Statite Dynamic Shell, aka, Stapleton Dyson Shell
The Standard Story
The continued increase of the human population, expanding into the solar system and later to other star systems, is a common assumption in 20th century science fiction. People move into orbiting space habitats at the L4 and L5, terraform Mars, etc. When planetary systems are exhausted, the expansion continues into more space habitats orbiting the sun, perhaps manufactured from the asteroids, Mercury, and Venus. Some propose dismantling the Earth to build more habitats, eventually capturing most of the energy from the Sun.
Nikolai Kardashev characterized future supercivilizations by the energy they capture and use.
A type I supercivilization captures all the power reaching their planet from their star for artificial uses. For the Earth, that is 174 petawatts, 1.74e17 watts. Plants intercept about 20 petawatts (2e16 W), and convert 200 terawatts (2e14 W) into material animals (and now biofuel-guzzling machinery) can eat. Current global artificial power production is about 15 terawatts (1.5e13 W).
A type II supercivilization captures all the power emitted by their star. Our sun emits 380 yottawatts (3.8e26 W) visible light, UV, and infrared, 2 billion times more power than the earth intercepts, and 25 trillion times more power than human artificial power production.
A type III supercivilization captures all the power emitted by all the stars in their galaxy. Our galaxy emits perhaps 40 trillion yottawatts, (4e37 W), more than two heptillion (2e24) times more power than human artificial power production.
So, a supercivilization capturing all the power emitted by the Sun with a shell of habitats would be a Type II supercivilization.

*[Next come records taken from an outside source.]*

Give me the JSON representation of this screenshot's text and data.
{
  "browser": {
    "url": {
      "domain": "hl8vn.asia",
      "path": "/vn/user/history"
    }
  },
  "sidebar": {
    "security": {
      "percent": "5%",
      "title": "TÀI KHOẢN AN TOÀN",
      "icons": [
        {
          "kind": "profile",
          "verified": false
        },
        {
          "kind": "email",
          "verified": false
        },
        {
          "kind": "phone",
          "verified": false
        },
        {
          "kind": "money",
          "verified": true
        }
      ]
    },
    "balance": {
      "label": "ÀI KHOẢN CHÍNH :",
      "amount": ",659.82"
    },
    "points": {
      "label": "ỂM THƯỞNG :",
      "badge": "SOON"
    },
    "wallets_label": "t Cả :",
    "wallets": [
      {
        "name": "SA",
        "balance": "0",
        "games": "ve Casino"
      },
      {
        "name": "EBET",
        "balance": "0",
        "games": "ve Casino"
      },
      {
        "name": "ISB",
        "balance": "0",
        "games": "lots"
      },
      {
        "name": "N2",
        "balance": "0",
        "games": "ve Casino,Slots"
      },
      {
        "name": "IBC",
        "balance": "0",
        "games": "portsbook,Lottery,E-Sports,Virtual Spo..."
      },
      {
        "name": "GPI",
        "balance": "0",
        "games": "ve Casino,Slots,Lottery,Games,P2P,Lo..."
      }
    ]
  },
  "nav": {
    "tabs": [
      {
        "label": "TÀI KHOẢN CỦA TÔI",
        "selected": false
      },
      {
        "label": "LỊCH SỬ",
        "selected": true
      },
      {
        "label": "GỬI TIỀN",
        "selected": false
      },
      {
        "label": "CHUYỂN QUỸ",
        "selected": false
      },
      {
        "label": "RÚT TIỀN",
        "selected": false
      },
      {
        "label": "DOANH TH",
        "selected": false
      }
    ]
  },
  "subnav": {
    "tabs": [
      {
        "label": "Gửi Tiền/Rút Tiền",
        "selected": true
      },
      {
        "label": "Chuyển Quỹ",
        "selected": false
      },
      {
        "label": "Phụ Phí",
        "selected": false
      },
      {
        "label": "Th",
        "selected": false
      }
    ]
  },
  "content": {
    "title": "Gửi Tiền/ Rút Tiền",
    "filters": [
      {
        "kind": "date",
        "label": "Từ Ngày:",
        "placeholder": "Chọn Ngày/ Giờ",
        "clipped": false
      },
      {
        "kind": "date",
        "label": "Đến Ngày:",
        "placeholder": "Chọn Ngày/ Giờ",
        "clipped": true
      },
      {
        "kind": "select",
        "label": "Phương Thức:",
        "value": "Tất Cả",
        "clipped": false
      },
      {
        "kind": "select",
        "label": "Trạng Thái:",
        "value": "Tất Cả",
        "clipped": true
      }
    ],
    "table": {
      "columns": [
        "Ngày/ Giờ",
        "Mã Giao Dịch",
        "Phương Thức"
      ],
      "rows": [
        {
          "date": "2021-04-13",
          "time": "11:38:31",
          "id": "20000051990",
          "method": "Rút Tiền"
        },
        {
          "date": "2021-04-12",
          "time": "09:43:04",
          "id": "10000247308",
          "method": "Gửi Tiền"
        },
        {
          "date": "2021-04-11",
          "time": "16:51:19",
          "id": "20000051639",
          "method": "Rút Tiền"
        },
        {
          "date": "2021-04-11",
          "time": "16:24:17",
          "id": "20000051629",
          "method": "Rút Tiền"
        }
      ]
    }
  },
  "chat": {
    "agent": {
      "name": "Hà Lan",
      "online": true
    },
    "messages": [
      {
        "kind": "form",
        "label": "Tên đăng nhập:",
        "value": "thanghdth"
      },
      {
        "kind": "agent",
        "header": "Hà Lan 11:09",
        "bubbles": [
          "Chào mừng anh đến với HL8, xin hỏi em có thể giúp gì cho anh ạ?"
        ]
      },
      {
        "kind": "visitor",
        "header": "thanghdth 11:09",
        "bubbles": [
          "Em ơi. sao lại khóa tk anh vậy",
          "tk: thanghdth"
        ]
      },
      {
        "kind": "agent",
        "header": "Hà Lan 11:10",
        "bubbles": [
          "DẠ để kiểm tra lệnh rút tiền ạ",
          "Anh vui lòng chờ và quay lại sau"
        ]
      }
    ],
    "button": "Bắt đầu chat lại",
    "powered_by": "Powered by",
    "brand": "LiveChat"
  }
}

Olaf Stapleton wrote about type II and type III supercivilizations in his 1937 science fantasy novel Starmaker. Freeman Dyson wrote about how such supercivilizations might appear as highly luminous, compact infrared sources in 1960, Search for Artificial Stellar Sources of Infrared Radiation.